* DATA IN THIS EXERCISE:

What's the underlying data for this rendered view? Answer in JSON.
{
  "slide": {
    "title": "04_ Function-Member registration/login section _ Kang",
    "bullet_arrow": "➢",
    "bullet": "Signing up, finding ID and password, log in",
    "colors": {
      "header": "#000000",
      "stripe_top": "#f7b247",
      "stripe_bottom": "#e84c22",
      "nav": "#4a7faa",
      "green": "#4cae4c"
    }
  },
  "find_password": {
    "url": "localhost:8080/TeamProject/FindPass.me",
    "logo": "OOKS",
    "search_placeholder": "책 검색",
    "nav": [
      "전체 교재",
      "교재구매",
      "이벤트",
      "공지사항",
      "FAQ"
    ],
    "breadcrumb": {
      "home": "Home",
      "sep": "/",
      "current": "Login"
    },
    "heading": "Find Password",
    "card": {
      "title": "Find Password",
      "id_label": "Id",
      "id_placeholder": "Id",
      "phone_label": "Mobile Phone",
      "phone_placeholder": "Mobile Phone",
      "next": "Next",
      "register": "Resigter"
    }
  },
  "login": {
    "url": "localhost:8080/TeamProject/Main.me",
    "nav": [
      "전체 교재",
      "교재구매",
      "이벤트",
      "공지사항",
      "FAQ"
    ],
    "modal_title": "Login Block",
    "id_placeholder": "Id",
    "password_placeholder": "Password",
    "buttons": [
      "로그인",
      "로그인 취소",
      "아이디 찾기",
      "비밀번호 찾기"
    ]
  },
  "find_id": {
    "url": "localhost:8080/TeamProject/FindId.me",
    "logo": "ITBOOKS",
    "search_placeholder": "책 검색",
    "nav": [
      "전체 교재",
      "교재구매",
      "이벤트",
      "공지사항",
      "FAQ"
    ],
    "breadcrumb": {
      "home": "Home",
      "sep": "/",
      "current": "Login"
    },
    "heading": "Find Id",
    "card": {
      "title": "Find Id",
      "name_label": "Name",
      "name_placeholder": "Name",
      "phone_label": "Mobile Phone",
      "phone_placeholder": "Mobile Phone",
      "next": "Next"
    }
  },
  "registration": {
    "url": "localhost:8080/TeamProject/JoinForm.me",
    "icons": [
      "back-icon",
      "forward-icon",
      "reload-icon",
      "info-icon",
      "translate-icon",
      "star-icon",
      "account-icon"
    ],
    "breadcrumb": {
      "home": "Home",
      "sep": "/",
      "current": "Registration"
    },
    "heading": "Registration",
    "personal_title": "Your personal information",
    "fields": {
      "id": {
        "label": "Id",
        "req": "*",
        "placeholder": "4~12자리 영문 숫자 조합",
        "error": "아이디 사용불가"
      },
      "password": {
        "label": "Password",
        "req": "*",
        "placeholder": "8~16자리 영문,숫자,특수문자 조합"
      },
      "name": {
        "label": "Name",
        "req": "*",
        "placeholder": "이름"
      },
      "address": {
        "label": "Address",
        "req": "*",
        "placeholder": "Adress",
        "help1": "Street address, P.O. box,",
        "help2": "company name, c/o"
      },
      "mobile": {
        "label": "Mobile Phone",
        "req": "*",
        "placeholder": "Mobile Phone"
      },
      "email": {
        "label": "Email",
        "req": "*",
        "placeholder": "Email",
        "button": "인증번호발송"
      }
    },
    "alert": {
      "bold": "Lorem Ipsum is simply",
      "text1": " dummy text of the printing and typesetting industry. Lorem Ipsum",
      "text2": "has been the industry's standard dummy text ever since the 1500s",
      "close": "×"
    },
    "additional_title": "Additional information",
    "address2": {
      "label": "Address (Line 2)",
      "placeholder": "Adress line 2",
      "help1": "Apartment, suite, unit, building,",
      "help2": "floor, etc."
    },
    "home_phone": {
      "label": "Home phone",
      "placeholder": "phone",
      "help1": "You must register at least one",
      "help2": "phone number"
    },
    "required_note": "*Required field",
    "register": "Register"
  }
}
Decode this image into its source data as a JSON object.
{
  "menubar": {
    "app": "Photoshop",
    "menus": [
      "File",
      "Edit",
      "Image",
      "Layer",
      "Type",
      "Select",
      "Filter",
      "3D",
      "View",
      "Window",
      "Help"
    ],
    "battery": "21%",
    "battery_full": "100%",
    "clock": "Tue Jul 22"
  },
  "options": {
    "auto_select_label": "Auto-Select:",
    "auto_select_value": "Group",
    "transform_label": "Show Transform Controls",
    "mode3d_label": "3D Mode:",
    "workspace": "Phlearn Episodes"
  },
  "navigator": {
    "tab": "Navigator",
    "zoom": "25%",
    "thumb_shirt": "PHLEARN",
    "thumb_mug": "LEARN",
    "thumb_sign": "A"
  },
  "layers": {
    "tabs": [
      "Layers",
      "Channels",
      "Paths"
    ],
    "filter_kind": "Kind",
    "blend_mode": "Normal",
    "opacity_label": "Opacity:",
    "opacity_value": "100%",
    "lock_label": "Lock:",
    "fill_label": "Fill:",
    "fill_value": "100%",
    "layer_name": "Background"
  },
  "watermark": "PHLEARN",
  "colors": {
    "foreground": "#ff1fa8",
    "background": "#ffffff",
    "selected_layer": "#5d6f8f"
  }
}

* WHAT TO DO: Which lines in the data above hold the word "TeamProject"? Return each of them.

* ANSWER SECTION:
    "url": "localhost:8080/TeamProject/FindPass.me",
    "url": "localhost:8080/TeamProject/Main.me",
    "url": "localhost:8080/TeamProject/FindId.me",
    "url": "localhost:8080/TeamProject/JoinForm.me",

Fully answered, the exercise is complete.